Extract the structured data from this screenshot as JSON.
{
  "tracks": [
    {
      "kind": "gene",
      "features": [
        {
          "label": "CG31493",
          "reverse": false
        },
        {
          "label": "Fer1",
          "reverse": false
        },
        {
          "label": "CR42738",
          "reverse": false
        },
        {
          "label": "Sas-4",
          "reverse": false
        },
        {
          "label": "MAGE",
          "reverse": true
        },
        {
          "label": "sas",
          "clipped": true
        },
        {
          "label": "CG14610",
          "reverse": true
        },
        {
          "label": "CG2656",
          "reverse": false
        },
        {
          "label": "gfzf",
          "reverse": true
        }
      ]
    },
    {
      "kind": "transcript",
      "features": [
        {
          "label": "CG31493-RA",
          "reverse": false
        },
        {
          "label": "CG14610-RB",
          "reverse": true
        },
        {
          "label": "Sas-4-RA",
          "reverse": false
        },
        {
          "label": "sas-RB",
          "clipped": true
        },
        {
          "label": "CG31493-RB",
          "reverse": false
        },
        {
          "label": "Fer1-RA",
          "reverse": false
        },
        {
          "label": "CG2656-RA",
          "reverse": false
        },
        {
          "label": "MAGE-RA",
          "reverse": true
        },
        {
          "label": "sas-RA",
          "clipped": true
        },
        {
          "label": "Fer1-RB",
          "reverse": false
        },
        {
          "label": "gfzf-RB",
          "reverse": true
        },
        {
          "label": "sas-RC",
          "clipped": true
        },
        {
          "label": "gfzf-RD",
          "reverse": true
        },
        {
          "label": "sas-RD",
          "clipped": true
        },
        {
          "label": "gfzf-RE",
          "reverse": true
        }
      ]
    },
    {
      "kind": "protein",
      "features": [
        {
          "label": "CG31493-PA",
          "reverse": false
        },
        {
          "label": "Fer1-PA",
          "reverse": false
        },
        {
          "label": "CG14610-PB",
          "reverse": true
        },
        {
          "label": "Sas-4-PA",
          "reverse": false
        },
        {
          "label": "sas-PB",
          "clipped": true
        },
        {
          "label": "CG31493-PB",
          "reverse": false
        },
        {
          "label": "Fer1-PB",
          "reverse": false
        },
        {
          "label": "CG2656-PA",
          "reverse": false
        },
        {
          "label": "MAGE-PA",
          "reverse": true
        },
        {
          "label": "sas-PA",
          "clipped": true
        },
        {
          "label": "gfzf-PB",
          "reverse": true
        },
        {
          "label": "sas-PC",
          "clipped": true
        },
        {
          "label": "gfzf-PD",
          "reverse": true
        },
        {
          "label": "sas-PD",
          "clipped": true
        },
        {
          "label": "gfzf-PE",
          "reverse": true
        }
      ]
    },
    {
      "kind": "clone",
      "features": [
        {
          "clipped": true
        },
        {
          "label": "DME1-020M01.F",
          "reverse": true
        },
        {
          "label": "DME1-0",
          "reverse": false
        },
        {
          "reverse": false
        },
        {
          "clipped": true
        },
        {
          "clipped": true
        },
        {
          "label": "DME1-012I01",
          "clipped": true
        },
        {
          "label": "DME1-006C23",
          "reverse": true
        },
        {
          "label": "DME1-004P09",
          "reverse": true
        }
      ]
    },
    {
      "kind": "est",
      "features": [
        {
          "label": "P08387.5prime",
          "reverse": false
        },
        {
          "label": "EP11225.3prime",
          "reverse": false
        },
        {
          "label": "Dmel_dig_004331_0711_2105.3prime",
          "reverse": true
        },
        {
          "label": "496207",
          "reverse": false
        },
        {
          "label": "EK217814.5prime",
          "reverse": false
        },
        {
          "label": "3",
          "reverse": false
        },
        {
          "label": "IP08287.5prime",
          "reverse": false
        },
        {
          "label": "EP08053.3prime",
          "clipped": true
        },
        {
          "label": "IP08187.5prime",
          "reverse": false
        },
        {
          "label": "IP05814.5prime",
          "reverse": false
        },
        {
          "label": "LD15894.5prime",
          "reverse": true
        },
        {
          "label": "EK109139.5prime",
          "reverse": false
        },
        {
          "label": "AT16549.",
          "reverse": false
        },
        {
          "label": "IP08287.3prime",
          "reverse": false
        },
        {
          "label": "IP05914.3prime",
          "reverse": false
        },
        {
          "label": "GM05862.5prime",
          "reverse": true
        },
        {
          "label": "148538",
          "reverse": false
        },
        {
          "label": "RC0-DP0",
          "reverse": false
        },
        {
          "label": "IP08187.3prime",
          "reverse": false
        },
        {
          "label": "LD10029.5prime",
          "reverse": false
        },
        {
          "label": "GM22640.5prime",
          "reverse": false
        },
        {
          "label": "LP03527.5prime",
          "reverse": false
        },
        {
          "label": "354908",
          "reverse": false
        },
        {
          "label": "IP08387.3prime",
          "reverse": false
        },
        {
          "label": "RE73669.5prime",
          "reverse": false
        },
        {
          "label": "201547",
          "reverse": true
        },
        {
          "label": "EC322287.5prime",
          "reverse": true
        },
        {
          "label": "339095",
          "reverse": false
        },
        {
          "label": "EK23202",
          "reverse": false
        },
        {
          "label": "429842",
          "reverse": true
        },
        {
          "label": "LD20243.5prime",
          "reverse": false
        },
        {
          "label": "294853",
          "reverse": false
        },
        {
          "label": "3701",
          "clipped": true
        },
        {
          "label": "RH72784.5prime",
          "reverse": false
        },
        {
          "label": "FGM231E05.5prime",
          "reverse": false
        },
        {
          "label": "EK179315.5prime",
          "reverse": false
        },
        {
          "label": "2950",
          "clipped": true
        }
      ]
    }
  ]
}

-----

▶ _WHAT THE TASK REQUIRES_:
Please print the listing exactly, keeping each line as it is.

▶ _SOLUTION FOR THIS PROBLEM_:
Extract the structured data from this screenshot as JSON.
{
  "tracks": [
    {
      "kind": "gene",
      "features": [
        {
          "label": "CG31493",
          "reverse": false
        },
        {
          "label": "Fer1",
          "reverse": false
        },
        {
          "label": "CR42738",
          "reverse": false
        },
        {
          "label": "Sas-4",
          "reverse": false
        },
        {
          "label": "MAGE",
          "reverse": true
        },
        {
          "label": "sas",
          "clipped": true
        },
        {
          "label": "CG14610",
          "reverse": true
        },
        {
          "label": "CG2656",
          "reverse": false
        },
        {
          "label": "gfzf",
          "reverse": true
        }
      ]
    },
    {
      "kind": "transcript",
      "features": [
        {
          "label": "CG31493-RA",
          "reverse": false
        },
        {
          "label": "CG14610-RB",
          "reverse": true
        },
        {
          "label": "Sas-4-RA",
          "reverse": false
        },
        {
          "label": "sas-RB",
          "clipped": true
        },
        {
          "label": "CG31493-RB",
          "reverse": false
        },
        {
          "label": "Fer1-RA",
          "reverse": false
        },
        {
          "label": "CG2656-RA",
          "reverse": false
        },
        {
          "label": "MAGE-RA",
          "reverse": true
        },
        {
          "label": "sas-RA",
          "clipped": true
        },
        {
          "label": "Fer1-RB",
          "reverse": false
        },
        {
          "label": "gfzf-RB",
          "reverse": true
        },
        {
          "label": "sas-RC",
          "clipped": true
        },
        {
          "label": "gfzf-RD",
          "reverse": true
        },
        {
          "label": "sas-RD",
          "clipped": true
        },
        {
          "label": "gfzf-RE",
          "reverse": true
        }
      ]
    },
    {
      "kind": "protein",
      "features": [
        {
          "label": "CG31493-PA",
          "reverse": false
        },
        {
          "label": "Fer1-PA",
          "reverse": false
        },
        {
          "label": "CG14610-PB",
          "reverse": true
        },
        {
          "label": "Sas-4-PA",
          "reverse": false
        },
        {
          "label": "sas-PB",
          "clipped": true
        },
        {
          "label": "CG31493-PB",
          "reverse": false
        },
        {
          "label": "Fer1-PB",
          "reverse": false
        },
        {
          "label": "CG2656-PA",
          "reverse": false
        },
        {
          "label": "MAGE-PA",
          "reverse": true
        },
        {
          "label": "sas-PA",
          "clipped": true
        },
        {
          "label": "gfzf-PB",
          "reverse": true
        },
        {
          "label": "sas-PC",
          "clipped": true
        },
        {
          "label": "gfzf-PD",
          "reverse": true
        },
        {
          "label": "sas-PD",
          "clipped": true
        },
        {
          "label": "gfzf-PE",
          "reverse": true
        }
      ]
    },
    {
      "kind": "clone",
      "features": [
        {
          "clipped": true
        },
        {
          "label": "DME1-020M01.F",
          "reverse": true
        },
        {
          "label": "DME1-0",
          "reverse": false
        },
        {
          "reverse": false
        },
        {
          "clipped": true
        },
        {
          "clipped": true
        },
        {
          "label": "DME1-012I01",
          "clipped": true
        },
        {
          "label": "DME1-006C23",
          "reverse": true
        },
        {
          "label": "DME1-004P09",
          "reverse": true
        }
      ]
    },
    {
      "kind": "est",
      "features": [
        {
          "label": "P08387.5prime",
          "reverse": false
        },
        {
          "label": "EP11225.3prime",
          "reverse": false
        },
        {
          "label": "Dmel_dig_004331_0711_2105.3prime",
          "reverse": true
        },
        {
          "label": "496207",
          "reverse": false
        },
        {
          "label": "EK217814.5prime",
          "reverse": false
        },
        {
          "label": "3",
          "reverse": false
        },
        {
          "label": "IP08287.5prime",
          "reverse": false
        },
        {
          "label": "EP08053.3prime",
          "clipped": true
        },
        {
          "label": "IP08187.5prime",
          "reverse": false
        },
        {
          "label": "IP05814.5prime",
          "reverse": false
        },
        {
          "label": "LD15894.5prime",
          "reverse": true
        },
        {
          "label": "EK109139.5prime",
          "reverse": false
        },
        {
          "label": "AT16549.",
          "reverse": false
        },
        {
          "label": "IP08287.3prime",
          "reverse": false
        },
        {
          "label": "IP05914.3prime",
          "reverse": false
        },
        {
          "label": "GM05862.5prime",
          "reverse": true
        },
        {
          "label": "148538",
          "reverse": false
        },
        {
          "label": "RC0-DP0",
          "reverse": false
        },
        {
          "label": "IP08187.3prime",
          "reverse": false
        },
        {
          "label": "LD10029.5prime",
          "reverse": false
        },
        {
          "label": "GM22640.5prime",
          "reverse": false
        },
        {
          "label": "LP03527.5prime",
          "reverse": false
        },
        {
          "label": "354908",
          "reverse": false
        },
        {
          "label": "IP08387.3prime",
          "reverse": false
        },
        {
          "label": "RE73669.5prime",
          "reverse": false
        },
        {
          "label": "201547",
          "reverse": true
        },
        {
          "label": "EC322287.5prime",
          "reverse": true
        },
        {
          "label": "339095",
          "reverse": false
        },
        {
          "label": "EK23202",
          "reverse": false
        },
        {
          "label": "429842",
          "reverse": true
        },
        {
          "label": "LD20243.5prime",
          "reverse": false
        },
        {
          "label": "294853",
          "reverse": false
        },
        {
          "label": "3701",
          "clipped": true
        },
        {
          "label": "RH72784.5prime",
          "reverse": false
        },
        {
          "label": "FGM231E05.5prime",
          "reverse": false
        },
        {
          "label": "EK179315.5prime",
          "reverse": false
        },
        {
          "label": "2950",
          "clipped": true
        }
      ]
    }
  ]
}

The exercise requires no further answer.